### Exercise requirements
When a line in the data below includes "Well", pick it out and copy it.

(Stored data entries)
• • • •

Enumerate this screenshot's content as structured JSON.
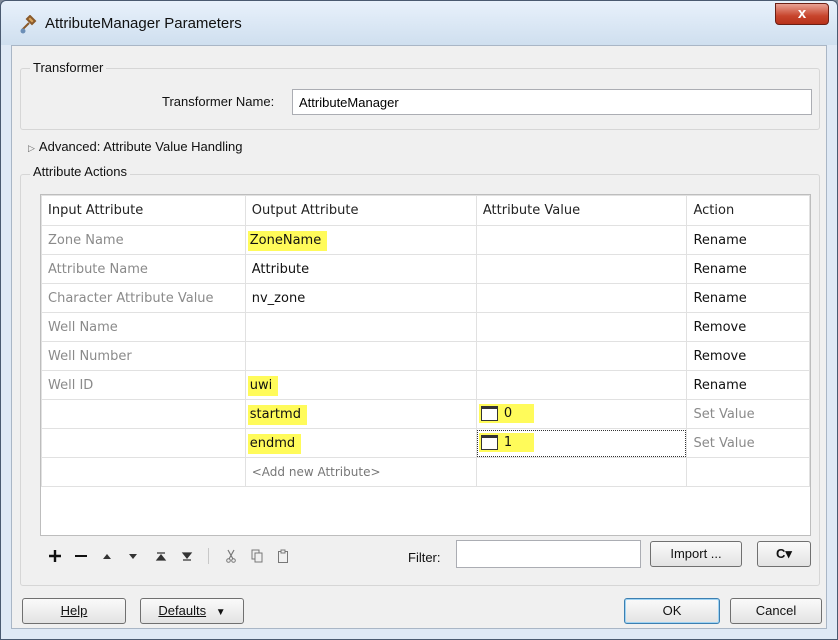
{
  "window": {
    "title": "AttributeManager Parameters",
    "close_label": "x"
  },
  "transformer": {
    "group_label": "Transformer",
    "name_label": "Transformer Name:",
    "name_value": "AttributeManager"
  },
  "advanced": {
    "label": "Advanced: Attribute Value Handling"
  },
  "actions": {
    "group_label": "Attribute Actions",
    "columns": [
      "Input Attribute",
      "Output Attribute",
      "Attribute Value",
      "Action"
    ],
    "rows": [
      {
        "input": "Zone Name",
        "output": "ZoneName",
        "value": "",
        "action": "Rename"
      },
      {
        "input": "Attribute Name",
        "output": "Attribute",
        "value": "",
        "action": "Rename"
      },
      {
        "input": "Character Attribute Value",
        "output": "nv_zone",
        "value": "",
        "action": "Rename"
      },
      {
        "input": "Well Name",
        "output": "",
        "value": "",
        "action": "Remove"
      },
      {
        "input": "Well Number",
        "output": "",
        "value": "",
        "action": "Remove"
      },
      {
        "input": "Well ID",
        "output": "uwi",
        "value": "",
        "action": "Rename"
      },
      {
        "input": "",
        "output": "startmd",
        "value": "0",
        "action": "Set Value"
      },
      {
        "input": "",
        "output": "endmd",
        "value": "1",
        "action": "Set Value"
      }
    ],
    "add_new": "<Add new Attribute>"
  },
  "toolbar": {
    "icons": [
      "add-icon",
      "remove-icon",
      "move-up-icon",
      "move-down-icon",
      "move-to-top-icon",
      "move-to-bottom-icon",
      "cut-icon",
      "copy-icon",
      "paste-icon"
    ],
    "filter_label": "Filter:",
    "filter_value": "",
    "import_label": "Import ...",
    "refresh_label": "C▾"
  },
  "footer": {
    "help_label": "Help",
    "defaults_label": "Defaults",
    "ok_label": "OK",
    "cancel_label": "Cancel"
  },
  "colors": {
    "highlight": "#fffb5a",
    "titlebar": "#d7e4f2",
    "close_button": "#c7442c"
  }
}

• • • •

### Exercise output
        "input": "Well Name",
        "input": "Well Number",
        "input": "Well ID",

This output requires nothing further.